ESPN assigned 19 cameras to the game as well as a Beckham-cam focusing on every move the Pied Piper made. (ESPN 360 had its camera trained on Beckham all night). The Beckham-cam first came on at 9:11 p.m. EST and showed a shot of Beckham sitting on the bench. Scintillating stuff. But when the network got down to soccer, they had some nice moments. The extra cameras offered intriguing looks and analyst Eric Wynalda smartly pointed out for viewers that it was worth watching how Landon Donovan would do under the glare of Beckham. (Not well, at least in this game.) Best of all, Wynalda kept wondering when Victoria Beckham's glasses were coming off, a moment of welcome sarcasm for the common fan. Prior to the broadcast ESPN's coordinating producer for remote production Tom McNeeley said his network helped create the frenzy "but I think deservedly so because David Beckham is a well-known worldwide figure."

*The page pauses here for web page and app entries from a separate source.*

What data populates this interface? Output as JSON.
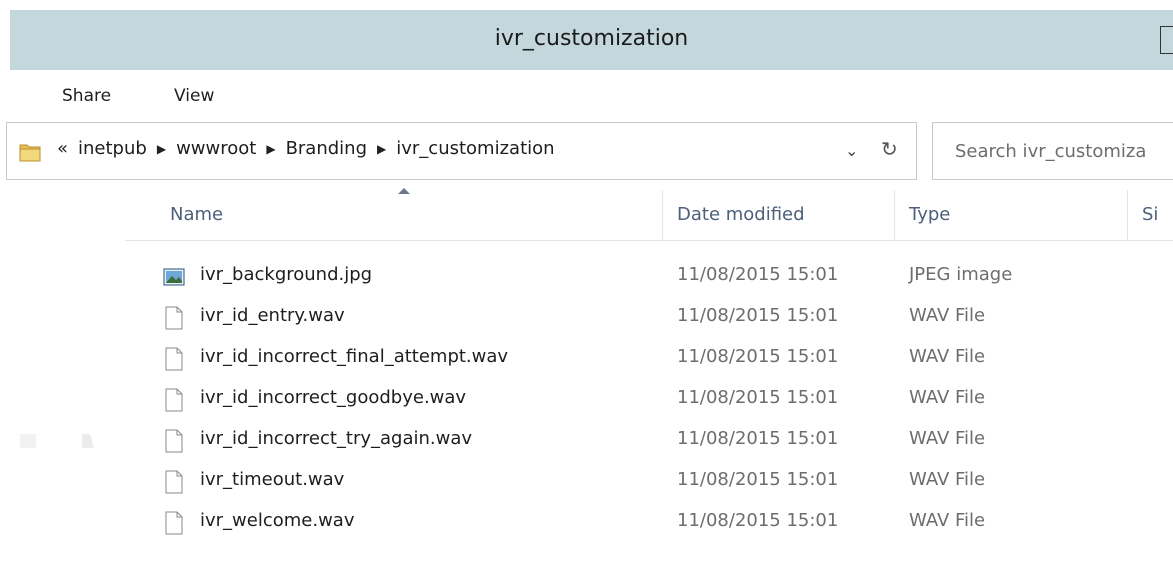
{
  "window": {
    "title": "ivr_customization"
  },
  "ribbon": {
    "tabs": [
      "Share",
      "View"
    ]
  },
  "address": {
    "lead": "«",
    "crumbs": [
      "inetpub",
      "wwwroot",
      "Branding",
      "ivr_customization"
    ]
  },
  "search": {
    "placeholder": "Search ivr_customiza"
  },
  "columns": {
    "name": "Name",
    "date": "Date modified",
    "type": "Type",
    "size": "Si"
  },
  "files": [
    {
      "name": "ivr_background.jpg",
      "date": "11/08/2015 15:01",
      "type": "JPEG image",
      "icon": "image-file-icon"
    },
    {
      "name": "ivr_id_entry.wav",
      "date": "11/08/2015 15:01",
      "type": "WAV File",
      "icon": "blank-file-icon"
    },
    {
      "name": "ivr_id_incorrect_final_attempt.wav",
      "date": "11/08/2015 15:01",
      "type": "WAV File",
      "icon": "blank-file-icon"
    },
    {
      "name": "ivr_id_incorrect_goodbye.wav",
      "date": "11/08/2015 15:01",
      "type": "WAV File",
      "icon": "blank-file-icon"
    },
    {
      "name": "ivr_id_incorrect_try_again.wav",
      "date": "11/08/2015 15:01",
      "type": "WAV File",
      "icon": "blank-file-icon"
    },
    {
      "name": "ivr_timeout.wav",
      "date": "11/08/2015 15:01",
      "type": "WAV File",
      "icon": "blank-file-icon"
    },
    {
      "name": "ivr_welcome.wav",
      "date": "11/08/2015 15:01",
      "type": "WAV File",
      "icon": "blank-file-icon"
    }
  ],
  "colors": {
    "titlebar": "#c3d7dd",
    "header_text": "#4c607a",
    "secondary_text": "#6d6d6d"
  }
}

Fair enough. And we have to give credit where credit is due. Stone offered viewers a terrific moment of honesty by admitting during the broadcast that MLS ratings have been flat this year. (ESPN's MLS coverage has averaged an 0.2 rating this season.) At halftime he also called the Beckham coverage "a lovefest," a nice bit of levity from his network's hype. To wit: As Beckham started to warm up on the sideline in the second half, play-by-play announcer Dave O'Brien said there could be "a Willis Reed kind of effect" when Beckham entered. Then, perhaps realizing the zaniness of such a statement, he quickly explained it was not quite the same setting. (Indeed, Katie Holmes was not at Game 7 of the 1970 NBA Finals.)
Becks finally came in the 78th minute and O'Brien offered an elegant call "Flashbulbs everywhere because the Beckham era has begun at last." The 19 cameras were able to pick up the game's signature moment: Beckham falling to the turf during added time. ESPN was late to return to the action when showing Beckham's fall but understandably so.
The network's rating for Beckham's debut will be among its best for MLS but the challenge will be whether they can keep a couple of the curiosity seekers. "We know we are ratings-challenged with soccer and we know there is going to be a spike with this game," said McNeeley. "We hope that when he is featured in other telecasts, we have people that want to tune in."